[Try it]
Find how many lines in this data contain the string "your". Respond with only that number.

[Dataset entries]
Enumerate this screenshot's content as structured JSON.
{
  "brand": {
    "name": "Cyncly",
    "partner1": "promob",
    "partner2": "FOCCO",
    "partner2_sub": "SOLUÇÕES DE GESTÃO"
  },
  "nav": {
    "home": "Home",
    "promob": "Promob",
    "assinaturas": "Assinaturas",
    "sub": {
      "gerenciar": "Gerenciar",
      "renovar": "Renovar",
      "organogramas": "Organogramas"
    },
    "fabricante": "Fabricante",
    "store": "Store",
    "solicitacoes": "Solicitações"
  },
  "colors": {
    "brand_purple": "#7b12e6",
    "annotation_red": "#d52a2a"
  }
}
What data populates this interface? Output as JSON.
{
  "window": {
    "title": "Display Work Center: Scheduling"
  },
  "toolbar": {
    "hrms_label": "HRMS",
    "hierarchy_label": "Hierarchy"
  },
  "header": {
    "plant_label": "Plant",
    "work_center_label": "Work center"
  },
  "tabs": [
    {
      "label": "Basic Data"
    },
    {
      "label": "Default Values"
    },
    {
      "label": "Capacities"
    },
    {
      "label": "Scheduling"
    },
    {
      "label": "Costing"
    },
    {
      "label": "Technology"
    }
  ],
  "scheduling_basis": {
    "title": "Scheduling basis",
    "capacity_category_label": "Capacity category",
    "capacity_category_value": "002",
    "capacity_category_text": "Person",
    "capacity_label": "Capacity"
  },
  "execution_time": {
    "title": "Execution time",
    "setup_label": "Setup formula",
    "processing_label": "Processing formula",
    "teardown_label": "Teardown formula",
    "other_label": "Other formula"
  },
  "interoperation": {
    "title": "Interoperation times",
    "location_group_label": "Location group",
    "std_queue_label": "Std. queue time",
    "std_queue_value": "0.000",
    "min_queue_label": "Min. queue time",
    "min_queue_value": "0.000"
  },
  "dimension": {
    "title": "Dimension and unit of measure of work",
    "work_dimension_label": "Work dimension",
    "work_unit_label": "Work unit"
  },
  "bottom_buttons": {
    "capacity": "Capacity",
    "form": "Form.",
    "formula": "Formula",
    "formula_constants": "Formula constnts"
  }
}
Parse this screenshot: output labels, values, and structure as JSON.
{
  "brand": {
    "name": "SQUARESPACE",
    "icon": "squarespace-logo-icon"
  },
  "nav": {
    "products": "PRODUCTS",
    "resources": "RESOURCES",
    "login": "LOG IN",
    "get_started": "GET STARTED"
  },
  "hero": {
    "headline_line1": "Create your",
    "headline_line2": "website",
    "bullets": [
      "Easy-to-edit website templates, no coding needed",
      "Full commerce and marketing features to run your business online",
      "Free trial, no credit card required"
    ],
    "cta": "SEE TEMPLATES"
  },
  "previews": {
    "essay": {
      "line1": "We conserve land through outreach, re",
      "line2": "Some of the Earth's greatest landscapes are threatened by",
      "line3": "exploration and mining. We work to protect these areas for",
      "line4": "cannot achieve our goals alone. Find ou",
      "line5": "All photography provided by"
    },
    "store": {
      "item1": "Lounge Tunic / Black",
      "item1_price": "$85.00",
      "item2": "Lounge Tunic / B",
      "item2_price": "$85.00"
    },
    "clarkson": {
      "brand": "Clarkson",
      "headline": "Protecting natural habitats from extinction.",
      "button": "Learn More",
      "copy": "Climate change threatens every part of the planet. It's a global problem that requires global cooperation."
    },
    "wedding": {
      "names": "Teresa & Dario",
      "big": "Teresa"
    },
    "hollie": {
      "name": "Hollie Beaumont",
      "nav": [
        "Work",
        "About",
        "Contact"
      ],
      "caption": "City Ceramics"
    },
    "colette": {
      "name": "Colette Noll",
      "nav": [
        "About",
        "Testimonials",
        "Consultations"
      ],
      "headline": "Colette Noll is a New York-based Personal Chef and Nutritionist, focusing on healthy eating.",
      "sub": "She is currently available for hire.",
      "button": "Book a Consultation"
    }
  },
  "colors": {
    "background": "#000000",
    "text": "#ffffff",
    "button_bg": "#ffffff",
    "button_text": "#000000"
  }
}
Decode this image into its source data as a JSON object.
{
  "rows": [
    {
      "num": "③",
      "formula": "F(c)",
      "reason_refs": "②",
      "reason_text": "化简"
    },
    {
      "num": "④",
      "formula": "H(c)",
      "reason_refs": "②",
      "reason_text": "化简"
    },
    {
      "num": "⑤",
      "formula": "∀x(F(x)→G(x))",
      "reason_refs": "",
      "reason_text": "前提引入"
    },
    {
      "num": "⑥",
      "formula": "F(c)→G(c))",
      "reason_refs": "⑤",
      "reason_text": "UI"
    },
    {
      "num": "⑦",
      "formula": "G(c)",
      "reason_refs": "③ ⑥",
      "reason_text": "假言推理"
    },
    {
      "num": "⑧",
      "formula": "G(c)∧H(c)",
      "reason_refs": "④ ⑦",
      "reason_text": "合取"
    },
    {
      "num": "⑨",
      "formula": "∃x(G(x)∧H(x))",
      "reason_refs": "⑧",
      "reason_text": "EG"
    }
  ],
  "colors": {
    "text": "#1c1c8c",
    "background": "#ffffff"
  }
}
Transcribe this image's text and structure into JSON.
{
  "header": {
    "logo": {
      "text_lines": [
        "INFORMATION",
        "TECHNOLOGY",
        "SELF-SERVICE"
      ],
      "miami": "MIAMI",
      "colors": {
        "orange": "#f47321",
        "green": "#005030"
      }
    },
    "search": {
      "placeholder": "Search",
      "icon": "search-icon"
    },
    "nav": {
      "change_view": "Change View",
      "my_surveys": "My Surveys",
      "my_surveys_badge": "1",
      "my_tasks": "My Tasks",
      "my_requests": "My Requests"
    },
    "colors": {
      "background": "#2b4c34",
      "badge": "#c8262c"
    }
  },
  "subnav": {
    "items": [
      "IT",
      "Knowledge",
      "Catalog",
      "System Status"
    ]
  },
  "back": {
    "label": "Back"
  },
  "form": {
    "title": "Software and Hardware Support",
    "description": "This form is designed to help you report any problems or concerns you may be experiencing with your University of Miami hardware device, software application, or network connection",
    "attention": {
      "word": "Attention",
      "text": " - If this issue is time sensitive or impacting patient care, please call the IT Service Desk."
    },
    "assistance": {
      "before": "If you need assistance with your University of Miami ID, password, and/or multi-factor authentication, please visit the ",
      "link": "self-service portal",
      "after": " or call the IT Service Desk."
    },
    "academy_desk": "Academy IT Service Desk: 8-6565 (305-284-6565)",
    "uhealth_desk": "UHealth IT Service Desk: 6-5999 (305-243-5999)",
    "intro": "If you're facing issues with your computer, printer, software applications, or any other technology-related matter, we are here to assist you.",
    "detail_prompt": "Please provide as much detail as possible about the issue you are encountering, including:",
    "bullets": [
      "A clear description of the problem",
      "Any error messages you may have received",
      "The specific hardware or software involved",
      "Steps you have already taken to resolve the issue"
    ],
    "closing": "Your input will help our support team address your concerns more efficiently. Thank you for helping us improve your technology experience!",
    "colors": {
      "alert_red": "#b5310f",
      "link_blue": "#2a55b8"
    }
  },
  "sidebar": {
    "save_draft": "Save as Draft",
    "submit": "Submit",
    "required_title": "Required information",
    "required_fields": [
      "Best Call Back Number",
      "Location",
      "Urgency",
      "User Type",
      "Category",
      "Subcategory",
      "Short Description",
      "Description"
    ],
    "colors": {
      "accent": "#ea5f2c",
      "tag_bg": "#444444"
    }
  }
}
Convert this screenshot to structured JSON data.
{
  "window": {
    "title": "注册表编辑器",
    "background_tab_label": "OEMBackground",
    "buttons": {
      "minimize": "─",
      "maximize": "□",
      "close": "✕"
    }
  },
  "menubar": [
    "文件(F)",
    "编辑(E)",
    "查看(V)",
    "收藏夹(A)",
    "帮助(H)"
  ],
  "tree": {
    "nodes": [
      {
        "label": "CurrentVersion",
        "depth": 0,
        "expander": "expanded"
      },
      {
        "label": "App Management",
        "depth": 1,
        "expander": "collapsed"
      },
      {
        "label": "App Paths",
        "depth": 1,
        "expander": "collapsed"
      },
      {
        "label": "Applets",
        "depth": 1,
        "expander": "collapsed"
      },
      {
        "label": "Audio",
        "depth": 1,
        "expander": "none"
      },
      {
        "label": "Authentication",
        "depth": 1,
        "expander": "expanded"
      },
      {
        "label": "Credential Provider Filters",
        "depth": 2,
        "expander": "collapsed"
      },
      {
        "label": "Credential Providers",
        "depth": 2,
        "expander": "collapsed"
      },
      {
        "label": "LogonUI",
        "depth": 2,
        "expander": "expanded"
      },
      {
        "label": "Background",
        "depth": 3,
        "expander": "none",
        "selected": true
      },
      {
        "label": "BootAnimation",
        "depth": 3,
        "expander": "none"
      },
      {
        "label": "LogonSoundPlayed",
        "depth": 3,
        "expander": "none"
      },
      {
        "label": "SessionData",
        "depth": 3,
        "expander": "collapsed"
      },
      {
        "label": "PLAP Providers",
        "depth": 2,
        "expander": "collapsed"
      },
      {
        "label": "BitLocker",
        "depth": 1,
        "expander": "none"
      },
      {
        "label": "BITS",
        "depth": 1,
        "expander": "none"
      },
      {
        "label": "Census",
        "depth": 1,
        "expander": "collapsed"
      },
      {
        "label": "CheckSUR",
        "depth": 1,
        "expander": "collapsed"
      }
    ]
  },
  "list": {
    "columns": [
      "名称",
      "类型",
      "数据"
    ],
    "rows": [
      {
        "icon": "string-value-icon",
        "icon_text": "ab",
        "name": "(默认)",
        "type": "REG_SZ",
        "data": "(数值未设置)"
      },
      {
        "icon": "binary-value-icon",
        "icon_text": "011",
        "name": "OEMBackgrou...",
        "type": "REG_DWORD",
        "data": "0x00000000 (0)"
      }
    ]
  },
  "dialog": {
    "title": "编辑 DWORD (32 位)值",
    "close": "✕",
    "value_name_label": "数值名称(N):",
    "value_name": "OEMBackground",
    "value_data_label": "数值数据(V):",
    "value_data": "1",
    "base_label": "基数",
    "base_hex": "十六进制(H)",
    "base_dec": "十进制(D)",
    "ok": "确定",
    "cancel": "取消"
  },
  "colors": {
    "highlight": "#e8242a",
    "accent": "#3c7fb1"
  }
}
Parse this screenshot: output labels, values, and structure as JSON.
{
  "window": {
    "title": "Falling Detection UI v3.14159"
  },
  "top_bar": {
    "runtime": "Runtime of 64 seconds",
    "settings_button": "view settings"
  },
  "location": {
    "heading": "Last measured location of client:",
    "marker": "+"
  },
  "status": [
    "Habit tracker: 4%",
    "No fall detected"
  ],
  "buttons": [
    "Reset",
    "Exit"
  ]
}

[Result of the task]
6